Emergency Multi-Sector Rohingya Crisis Response Project (FY19)

US$165 million (US$137.5 million from RSW and $27.5 million credit)

Improve access to basic services and build disaster and social resilience of the DRP through infrastructure provision to strengthen emergency response services, provide community works and services, and prevent gender-based violence.

ISR (September 2021): Number of people with access to improved public infrastructure (improved water sources) was 216,300 (DRP); eligible households participating in workfare and services reached more than 175,000, exceeding target (100,000); works packages for infrastructure (roads, multipurpose shelters, bridges) are in various stages of implementation and delays encountered due in part to COVID-19.

Phase 2

Health and Gender Support Project for Cox’s Bazar District (FY20)

US$150 million (US$125 million from RSW)

Enable 3.6 million people in Cox’s Bazar, including the Rohingya, to have access to health, nutrition, and family planning services, and also address gender-based violence through preventive and response services.

ISR (September 2021): The number of women and girls using services to respond to gender-based violence from the health services in Cox’s Bazar reached more than 19,000 as of July 2021 (exceeding the target of 15,500).

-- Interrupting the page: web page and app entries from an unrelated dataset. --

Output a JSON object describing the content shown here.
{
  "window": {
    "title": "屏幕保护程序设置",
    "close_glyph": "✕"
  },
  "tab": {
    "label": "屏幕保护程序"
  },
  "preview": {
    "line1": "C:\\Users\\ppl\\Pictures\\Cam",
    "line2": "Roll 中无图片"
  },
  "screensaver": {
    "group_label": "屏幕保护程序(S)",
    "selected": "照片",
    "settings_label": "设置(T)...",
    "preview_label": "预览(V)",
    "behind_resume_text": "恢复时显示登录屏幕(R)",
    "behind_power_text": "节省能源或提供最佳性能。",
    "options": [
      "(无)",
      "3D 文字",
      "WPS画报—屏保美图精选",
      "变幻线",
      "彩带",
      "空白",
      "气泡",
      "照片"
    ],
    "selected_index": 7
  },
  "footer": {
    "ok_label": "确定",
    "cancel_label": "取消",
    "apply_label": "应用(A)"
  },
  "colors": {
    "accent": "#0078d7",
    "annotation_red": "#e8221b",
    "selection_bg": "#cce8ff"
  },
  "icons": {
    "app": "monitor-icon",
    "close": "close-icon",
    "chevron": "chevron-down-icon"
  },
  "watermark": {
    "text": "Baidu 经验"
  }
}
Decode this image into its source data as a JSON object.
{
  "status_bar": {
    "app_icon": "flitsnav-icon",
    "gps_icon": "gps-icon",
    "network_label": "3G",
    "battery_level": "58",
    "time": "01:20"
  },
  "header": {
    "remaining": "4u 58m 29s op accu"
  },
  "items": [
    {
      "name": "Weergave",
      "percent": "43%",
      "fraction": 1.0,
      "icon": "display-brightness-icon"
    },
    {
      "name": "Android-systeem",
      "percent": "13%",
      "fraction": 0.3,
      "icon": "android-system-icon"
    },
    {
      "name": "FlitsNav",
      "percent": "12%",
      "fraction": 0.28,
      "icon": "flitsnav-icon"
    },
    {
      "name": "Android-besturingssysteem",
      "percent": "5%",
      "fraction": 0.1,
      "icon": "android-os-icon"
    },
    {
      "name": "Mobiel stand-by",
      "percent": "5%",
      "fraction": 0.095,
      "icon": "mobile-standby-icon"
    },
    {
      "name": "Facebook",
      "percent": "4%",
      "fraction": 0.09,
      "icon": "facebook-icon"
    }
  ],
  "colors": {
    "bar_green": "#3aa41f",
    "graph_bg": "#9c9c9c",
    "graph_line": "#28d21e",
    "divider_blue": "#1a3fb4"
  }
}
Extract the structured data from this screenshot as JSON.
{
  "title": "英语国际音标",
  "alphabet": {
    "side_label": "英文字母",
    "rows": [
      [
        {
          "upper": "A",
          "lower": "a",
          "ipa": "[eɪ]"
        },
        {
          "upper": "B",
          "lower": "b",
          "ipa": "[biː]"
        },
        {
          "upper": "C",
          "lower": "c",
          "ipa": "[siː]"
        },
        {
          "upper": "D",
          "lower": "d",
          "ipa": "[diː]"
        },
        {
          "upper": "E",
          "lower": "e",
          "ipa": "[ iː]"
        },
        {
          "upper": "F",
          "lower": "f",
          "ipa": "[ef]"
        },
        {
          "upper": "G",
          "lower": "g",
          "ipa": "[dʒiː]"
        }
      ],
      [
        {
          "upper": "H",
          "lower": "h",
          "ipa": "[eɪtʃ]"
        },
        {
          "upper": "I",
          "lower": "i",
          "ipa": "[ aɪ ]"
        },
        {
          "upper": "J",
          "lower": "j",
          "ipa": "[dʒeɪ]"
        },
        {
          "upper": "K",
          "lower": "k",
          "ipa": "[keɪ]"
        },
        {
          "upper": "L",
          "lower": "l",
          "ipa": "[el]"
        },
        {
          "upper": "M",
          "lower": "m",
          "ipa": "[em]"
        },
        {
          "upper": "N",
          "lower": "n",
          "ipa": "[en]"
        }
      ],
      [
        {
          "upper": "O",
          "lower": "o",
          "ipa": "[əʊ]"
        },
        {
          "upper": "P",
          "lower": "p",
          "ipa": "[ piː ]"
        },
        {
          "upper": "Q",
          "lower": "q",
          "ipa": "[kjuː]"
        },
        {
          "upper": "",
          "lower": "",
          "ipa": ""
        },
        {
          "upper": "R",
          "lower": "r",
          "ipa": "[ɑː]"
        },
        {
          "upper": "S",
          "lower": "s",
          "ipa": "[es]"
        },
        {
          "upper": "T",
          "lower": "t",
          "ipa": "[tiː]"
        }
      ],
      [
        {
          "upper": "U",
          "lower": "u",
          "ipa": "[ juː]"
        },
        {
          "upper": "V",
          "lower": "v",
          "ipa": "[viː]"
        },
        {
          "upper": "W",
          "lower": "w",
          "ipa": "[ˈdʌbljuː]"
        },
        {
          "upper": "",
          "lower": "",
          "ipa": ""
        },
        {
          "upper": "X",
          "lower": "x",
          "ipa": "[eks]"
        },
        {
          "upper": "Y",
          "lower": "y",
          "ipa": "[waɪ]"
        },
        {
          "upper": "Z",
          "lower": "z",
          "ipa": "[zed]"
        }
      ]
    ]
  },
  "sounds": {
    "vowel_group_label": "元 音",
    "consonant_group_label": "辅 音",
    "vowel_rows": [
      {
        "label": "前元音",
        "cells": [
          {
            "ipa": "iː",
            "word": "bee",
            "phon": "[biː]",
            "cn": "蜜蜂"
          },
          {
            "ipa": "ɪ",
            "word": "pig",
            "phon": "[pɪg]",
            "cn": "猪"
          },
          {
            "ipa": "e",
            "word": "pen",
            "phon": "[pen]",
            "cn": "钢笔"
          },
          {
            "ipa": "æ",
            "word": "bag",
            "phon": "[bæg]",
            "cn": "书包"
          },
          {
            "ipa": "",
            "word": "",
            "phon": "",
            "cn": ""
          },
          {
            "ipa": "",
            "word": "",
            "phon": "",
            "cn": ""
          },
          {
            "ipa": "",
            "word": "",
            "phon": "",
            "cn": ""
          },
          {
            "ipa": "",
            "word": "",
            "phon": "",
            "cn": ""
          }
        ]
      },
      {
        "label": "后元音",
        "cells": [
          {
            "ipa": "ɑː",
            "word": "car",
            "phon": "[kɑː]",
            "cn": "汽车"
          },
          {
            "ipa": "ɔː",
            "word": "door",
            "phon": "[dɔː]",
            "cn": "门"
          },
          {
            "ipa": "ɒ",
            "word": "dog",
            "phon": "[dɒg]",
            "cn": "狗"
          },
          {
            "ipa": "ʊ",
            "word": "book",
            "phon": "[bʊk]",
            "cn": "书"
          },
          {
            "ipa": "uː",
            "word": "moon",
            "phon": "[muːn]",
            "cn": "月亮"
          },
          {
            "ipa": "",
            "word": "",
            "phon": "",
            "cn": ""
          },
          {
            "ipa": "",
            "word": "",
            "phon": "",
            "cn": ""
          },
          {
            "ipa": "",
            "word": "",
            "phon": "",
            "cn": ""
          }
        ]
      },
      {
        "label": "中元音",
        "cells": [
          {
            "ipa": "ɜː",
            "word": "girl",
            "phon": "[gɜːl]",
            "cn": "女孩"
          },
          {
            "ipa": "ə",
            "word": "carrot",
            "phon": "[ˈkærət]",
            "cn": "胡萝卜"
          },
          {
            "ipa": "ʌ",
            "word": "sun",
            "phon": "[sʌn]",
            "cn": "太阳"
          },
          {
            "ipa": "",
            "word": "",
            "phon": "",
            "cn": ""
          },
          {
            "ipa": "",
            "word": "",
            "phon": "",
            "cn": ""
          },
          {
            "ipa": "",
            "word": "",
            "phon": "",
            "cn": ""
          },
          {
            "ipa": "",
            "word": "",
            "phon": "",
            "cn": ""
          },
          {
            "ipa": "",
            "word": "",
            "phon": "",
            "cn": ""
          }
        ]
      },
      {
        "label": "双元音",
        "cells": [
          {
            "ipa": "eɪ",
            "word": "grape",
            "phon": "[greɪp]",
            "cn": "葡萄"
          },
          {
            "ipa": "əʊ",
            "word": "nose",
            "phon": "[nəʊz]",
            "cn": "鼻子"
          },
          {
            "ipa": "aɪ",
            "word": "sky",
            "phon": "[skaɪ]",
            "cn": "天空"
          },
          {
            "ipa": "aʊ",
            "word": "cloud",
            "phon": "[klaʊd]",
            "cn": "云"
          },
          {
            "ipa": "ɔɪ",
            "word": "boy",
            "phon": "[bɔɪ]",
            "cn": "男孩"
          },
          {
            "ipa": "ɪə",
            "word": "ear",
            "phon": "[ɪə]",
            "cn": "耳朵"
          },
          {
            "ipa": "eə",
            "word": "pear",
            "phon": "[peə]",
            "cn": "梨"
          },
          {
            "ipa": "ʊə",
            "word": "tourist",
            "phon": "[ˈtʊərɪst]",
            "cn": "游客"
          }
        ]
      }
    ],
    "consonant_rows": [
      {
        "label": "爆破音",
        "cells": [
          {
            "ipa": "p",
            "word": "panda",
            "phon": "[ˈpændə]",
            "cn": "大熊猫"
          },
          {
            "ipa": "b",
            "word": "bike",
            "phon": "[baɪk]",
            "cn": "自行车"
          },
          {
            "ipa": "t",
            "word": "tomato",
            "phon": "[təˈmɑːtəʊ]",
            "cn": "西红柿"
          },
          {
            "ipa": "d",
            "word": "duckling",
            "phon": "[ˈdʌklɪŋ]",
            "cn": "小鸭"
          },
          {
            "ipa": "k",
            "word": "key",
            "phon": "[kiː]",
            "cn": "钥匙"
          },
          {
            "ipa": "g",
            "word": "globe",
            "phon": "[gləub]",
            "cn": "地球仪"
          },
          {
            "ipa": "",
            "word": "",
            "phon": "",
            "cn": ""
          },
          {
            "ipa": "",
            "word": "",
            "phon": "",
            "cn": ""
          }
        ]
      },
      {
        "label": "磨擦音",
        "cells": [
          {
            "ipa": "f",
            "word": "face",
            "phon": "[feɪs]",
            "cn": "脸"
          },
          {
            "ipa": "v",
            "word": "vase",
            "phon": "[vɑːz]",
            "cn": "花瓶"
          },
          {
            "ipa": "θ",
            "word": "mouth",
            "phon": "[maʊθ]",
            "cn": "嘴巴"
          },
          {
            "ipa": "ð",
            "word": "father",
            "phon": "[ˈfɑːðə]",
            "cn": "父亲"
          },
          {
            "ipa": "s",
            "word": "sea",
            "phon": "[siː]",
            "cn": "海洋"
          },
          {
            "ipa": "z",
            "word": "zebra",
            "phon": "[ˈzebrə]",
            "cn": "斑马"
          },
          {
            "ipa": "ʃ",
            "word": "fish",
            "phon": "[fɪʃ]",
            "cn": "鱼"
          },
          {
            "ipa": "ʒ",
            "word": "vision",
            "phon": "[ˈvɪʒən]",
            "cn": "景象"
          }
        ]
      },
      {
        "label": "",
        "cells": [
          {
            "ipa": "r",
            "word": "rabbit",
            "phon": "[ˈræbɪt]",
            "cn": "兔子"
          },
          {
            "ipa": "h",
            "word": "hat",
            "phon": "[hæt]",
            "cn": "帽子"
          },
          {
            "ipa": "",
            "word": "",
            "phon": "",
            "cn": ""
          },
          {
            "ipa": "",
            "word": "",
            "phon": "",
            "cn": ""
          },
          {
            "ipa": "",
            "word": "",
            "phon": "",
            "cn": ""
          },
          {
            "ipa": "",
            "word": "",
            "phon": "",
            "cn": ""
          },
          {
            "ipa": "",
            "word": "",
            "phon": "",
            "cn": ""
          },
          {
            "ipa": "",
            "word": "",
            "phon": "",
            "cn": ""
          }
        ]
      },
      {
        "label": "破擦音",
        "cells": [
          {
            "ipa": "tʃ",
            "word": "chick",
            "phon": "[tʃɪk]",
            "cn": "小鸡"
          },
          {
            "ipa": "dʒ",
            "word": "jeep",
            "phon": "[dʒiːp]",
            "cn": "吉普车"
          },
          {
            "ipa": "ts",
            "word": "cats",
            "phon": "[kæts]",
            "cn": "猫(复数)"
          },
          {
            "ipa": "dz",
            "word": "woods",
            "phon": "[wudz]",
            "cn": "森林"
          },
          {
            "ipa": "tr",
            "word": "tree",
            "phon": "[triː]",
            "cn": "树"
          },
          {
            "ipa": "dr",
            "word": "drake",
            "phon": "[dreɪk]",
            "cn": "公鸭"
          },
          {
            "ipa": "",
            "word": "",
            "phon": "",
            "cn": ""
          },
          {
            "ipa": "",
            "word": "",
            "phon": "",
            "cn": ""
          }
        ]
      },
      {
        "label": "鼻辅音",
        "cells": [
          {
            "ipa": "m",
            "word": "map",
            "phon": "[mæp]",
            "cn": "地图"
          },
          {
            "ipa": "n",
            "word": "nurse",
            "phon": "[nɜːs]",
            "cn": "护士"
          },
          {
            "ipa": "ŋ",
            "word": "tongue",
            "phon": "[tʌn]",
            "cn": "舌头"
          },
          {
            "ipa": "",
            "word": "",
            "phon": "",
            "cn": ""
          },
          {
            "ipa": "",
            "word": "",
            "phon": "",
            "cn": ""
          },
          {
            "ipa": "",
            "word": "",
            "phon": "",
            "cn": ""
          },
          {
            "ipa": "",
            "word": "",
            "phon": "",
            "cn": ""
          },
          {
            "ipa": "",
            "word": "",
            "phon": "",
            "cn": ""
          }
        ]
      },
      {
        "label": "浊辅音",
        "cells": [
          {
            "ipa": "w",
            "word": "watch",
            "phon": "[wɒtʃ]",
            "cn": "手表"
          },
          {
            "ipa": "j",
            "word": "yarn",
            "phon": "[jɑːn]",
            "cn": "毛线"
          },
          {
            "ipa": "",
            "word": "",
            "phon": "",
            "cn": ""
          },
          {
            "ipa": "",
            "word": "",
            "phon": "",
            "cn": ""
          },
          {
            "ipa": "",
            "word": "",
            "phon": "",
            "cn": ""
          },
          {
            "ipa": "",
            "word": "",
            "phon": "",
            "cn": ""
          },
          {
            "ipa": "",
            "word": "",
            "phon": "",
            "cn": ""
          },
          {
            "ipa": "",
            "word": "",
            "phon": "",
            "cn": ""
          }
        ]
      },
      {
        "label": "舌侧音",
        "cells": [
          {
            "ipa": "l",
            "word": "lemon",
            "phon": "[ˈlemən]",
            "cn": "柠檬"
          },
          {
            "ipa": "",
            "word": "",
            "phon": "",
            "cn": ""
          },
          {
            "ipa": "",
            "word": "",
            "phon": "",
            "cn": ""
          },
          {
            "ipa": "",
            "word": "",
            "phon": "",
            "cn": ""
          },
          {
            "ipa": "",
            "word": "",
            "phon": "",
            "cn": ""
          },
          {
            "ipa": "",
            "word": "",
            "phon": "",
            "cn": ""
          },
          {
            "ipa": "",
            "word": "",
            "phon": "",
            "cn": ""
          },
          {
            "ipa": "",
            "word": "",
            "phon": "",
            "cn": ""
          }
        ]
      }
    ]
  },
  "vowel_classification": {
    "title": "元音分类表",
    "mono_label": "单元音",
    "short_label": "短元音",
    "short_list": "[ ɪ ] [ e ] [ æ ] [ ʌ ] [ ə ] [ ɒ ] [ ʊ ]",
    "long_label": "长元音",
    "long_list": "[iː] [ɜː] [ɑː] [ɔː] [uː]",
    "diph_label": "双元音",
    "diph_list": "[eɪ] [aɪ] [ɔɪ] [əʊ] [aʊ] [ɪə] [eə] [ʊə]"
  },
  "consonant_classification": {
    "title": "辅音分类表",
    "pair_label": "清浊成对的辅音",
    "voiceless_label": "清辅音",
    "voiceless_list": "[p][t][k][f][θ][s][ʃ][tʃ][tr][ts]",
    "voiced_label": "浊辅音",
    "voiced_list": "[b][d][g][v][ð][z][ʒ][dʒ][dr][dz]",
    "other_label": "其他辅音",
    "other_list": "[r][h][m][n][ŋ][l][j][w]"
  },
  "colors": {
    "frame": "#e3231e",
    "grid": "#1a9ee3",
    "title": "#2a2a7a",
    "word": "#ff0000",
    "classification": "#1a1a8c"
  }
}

AF for the Emergency Multi-Sector Rohingya Crisis Response Project (FY20)

US$100 million (US$83.3 million from RSW)

Scale up access to energy, water, sanitation, and disaster-resilient infrastructures for the Rohingya and the surrounding host (see also the update for the Emergency Multi-Sector Rohingya Crisis Response Project in FY19).

Source: Independent Evaluation Group.

Note: Total: US$590 million (of which RSW = $491.67 million; IDA credit = $98.33 million). AF = additional financing; COVID-19 = coronavirus pandemic; DRP = displaced Rohingya population; FY = fiscal year; HNP = health, nutrition, and population; IDA = International Development Association; ISR = Implementation Status and Results Report; RSW = regional subwindow.

  1. Out of 306 companies surveyed, 55 percent reported that their employees’ children were eligible for childcare (that is, children from six months to six years of age), 23 percent offered some form of childcare solution to their employees, and 16 percent planned to provide a childcare solution in the future.
  2. World Bank, “World Bank Announces Settlement with Oberthur Technologies SA,” Press Release, November 30, 2017,